The evolution of the final helium shell flash star V605 Aquilae, from 1917 to 1997

Geoffrey C. Clayton, Louisiana State University
Orsola De Marco, University College London


Only three stars have been observed going through a final helium shell flash since the advent of modern instrumentation, FG Sagittae (in 1894), V605 Aquilae (in 1919), and Sakurai's Object (in 1996). In this paper, we present for the first time a spectrum taken of V605 Aql, while it was in its cool giant phase in 1921. This spectrum is identical to that typically seen in R Coronae Borealis stars with Teff∼ 5000 K. It shows strong Swan bands of C2 and the violet CN bands as well as weak or absent hydrogen features and little or no evidence of 13C. The star reached MB∼ -4.7 at its outburst peak in 1919 assuming a distance of 3.5 kpc.

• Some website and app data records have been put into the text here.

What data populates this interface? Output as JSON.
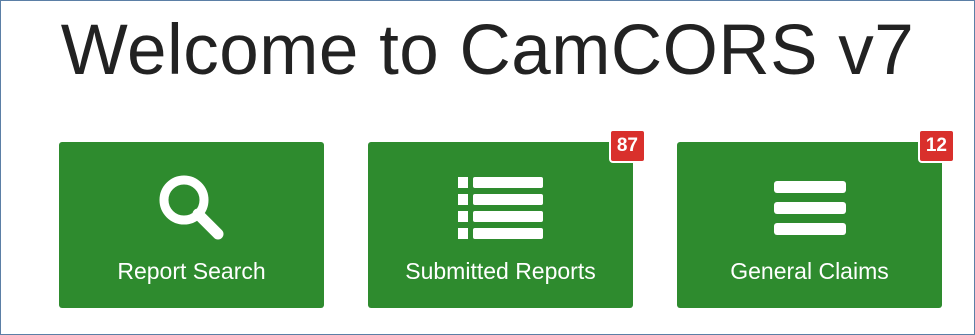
{
  "header": {
    "title": "Welcome to CamCORS v7"
  },
  "tiles": [
    {
      "label": "Report Search",
      "icon": "search-icon",
      "badge": null
    },
    {
      "label": "Submitted Reports",
      "icon": "list-icon",
      "badge": "87"
    },
    {
      "label": "General Claims",
      "icon": "menu-icon",
      "badge": "12"
    }
  ],
  "colors": {
    "tile_background": "#2e8b2e",
    "badge_background": "#d9302c",
    "title_text": "#222222"
  }
}
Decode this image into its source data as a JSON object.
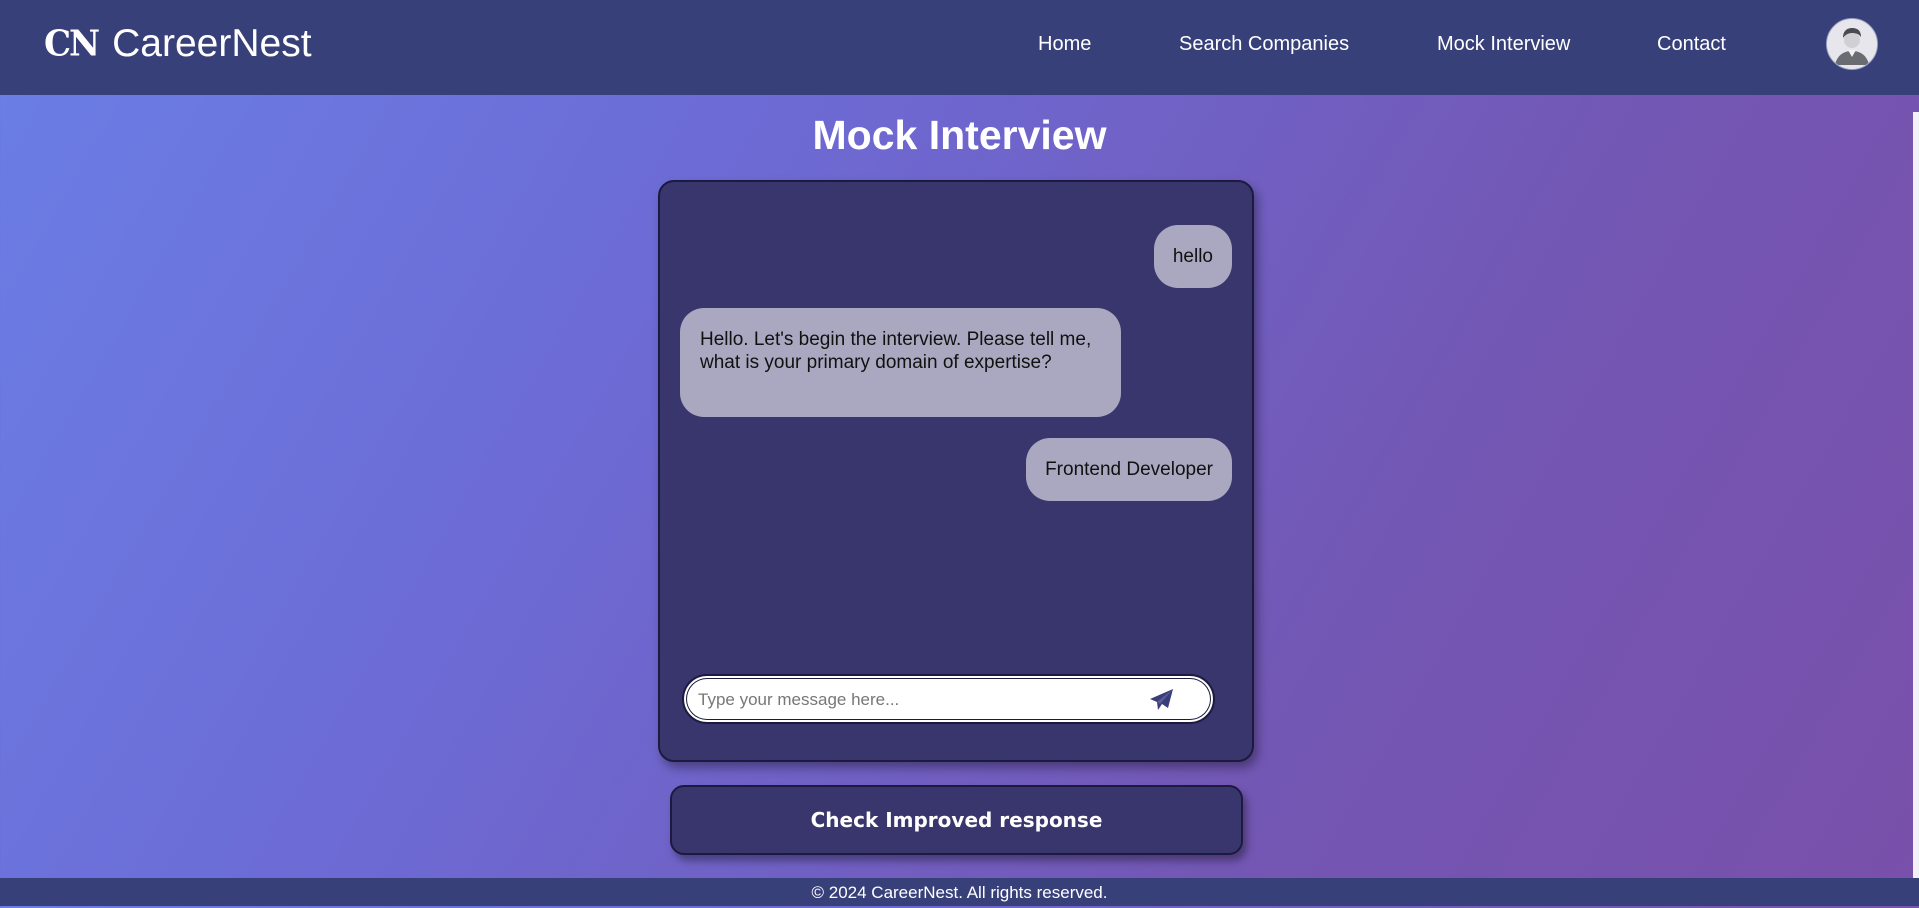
{
  "navbar": {
    "logo_text": "CN",
    "brand_name": "CareerNest",
    "links": [
      {
        "label": "Home"
      },
      {
        "label": "Search Companies"
      },
      {
        "label": "Mock Interview"
      },
      {
        "label": "Contact"
      }
    ],
    "avatar_icon": "user-avatar-icon"
  },
  "page": {
    "title": "Mock Interview"
  },
  "chat": {
    "messages": [
      {
        "role": "user",
        "text": "hello"
      },
      {
        "role": "bot",
        "text": "Hello. Let's begin the interview. Please tell me, what is your primary domain of expertise?"
      },
      {
        "role": "user",
        "text": "Frontend Developer"
      }
    ],
    "input_value": "",
    "input_placeholder": "Type your message here...",
    "send_icon": "paper-plane-icon"
  },
  "actions": {
    "check_improved_label": "Check Improved response"
  },
  "footer": {
    "copyright": "© 2024 CareerNest. All rights reserved."
  },
  "colors": {
    "navbar": "#38407a",
    "panel": "#39366e",
    "bubble": "#aaa8c0"
  }
}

In addition, we discuss ground-and space-based observations of the present state of V605 Aql. The star is very faint (mv≲23) but a broad C IV λ5800 emission line is seen, indicating V605 Aql now has a Wolf-Rayet-type spectrum with Teff≥50 000 K. We argue that the present faintness of the star is likely to be due to a thick cloud of dust, rather than the star becoming intrinsically fainter after the post-outburst luminosity peak of 1919. The dust is contained in a hydrogen-deficient nebular knot ejected during the final flash and now resolved as a small asymmetrical nebula. The star and knot are at the center of A58, an old Planetary Nebula. Surrounding A58 is a much larger shell-like structure seen in the IRAS 100 μm map. An apparent shell of diameter 40′ centered on V605 Aql can be seen. V605 Aql provides a unique opportunity to investigate the evolution of a final flash star over a period of 80 years. In the observed evolution of V605 Aql, we may be seeing the future of Sakurai's object and also a possible link to the formation of R Coronae Borealis stars © 1997 The American Astronomical Society.